What more can we possibly need for this life that the prayers of Jesus haven’t covered?

Pray

Lord, rescue me from the sin of self righteousness. I am no better than Lot or any of the people of Sodom. Help me not to be a critic, a fault finder or a disapprover, but give me eyes to see the grace you have lavished on me to make me your child. Make me your pleading priest in my home, my city, my nation and my generation. I want to be a bridge to lead people to Jesus, the only one who is qualified to take sinners into your presence. Give me energy, boldness and grit to keep interceding in prayer for those who need you. I know you invite me to wrestle with you in prayer and do not despise my sincere appeals. Give me your grace to pray for my enemies and those that hurt me. When all is said and done, may I entrust my future to Jesus, the guardian of my heavenly inheritance that can never perish, spoil or fade (1 Peter 1:4).

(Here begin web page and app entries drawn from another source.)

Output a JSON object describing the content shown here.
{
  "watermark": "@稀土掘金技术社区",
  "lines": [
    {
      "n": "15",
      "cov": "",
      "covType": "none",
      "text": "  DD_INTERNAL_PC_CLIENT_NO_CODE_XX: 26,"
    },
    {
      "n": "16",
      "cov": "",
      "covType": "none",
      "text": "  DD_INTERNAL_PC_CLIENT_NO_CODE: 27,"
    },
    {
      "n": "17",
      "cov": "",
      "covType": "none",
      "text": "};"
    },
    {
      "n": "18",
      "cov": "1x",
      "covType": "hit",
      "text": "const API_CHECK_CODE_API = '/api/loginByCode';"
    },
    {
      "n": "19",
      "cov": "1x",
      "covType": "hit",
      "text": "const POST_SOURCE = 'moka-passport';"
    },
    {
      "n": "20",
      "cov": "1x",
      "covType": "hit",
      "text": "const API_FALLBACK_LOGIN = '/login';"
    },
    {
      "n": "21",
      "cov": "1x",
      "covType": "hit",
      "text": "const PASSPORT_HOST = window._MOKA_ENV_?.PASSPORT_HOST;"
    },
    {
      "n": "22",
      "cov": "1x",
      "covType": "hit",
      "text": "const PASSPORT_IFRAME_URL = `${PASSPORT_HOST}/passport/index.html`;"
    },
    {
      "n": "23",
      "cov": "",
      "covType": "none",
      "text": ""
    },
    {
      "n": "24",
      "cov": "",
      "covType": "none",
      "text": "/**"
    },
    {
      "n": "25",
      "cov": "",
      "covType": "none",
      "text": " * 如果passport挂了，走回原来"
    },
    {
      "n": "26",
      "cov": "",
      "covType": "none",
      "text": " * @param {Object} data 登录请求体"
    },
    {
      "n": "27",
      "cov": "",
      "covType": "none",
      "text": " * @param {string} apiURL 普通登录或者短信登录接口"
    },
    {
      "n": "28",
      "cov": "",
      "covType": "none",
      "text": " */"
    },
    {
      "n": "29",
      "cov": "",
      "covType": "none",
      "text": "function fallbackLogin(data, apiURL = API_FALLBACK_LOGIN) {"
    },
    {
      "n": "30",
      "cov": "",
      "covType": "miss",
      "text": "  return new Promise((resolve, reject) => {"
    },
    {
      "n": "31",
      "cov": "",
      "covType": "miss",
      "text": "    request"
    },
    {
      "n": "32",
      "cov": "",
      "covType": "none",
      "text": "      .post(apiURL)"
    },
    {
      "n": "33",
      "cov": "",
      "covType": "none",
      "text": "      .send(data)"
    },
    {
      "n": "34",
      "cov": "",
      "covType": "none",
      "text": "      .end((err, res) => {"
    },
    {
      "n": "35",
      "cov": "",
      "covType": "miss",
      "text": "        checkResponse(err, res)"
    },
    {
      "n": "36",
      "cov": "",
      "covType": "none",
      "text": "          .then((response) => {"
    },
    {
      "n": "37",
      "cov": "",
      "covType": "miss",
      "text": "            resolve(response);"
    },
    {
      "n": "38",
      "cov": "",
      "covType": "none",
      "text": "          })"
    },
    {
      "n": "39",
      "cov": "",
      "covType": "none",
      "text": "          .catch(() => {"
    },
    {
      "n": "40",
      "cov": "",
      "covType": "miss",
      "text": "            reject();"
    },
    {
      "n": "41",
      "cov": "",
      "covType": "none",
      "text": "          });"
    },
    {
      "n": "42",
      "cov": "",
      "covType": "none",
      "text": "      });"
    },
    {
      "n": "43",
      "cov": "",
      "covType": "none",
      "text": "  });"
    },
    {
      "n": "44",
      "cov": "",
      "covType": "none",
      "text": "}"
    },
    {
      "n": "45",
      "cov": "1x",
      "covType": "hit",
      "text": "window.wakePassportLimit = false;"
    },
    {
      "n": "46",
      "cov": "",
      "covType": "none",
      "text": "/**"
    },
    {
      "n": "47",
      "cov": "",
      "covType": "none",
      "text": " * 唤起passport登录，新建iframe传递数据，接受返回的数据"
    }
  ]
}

In Jesus’ precious name, Amen.

Meditate on these great words of the hymn “Before the throne of God above” Click here to listen.

Before the throne of God above
I have a strong, a perfect plea:
A great High Priest, whose name is Love,
Who ever lives and pleads for me.
My name is graven on his hands,
My name is written on his heart;
I know that while in heaven he stands
No tongue can bid me thence depart
No tongue can bid me thence depart.
When Satan tempts me to despair,
And tells me of the guilt within,
Upward I look, and see him there
Who made an end of all my sin.
Because a sinless Savior died,
My sinful soul is counted free;
For God, the Just, is satisfied
To look on Him and pardon me
To look on Him and pardon me
Written by Charitie Lees Bancroft (1841–1923)
Devotions, sign up to our mailing list logo

Receive our latest devotion in your Inbox

Other devotions from the God Walk…

more devotions

Share this post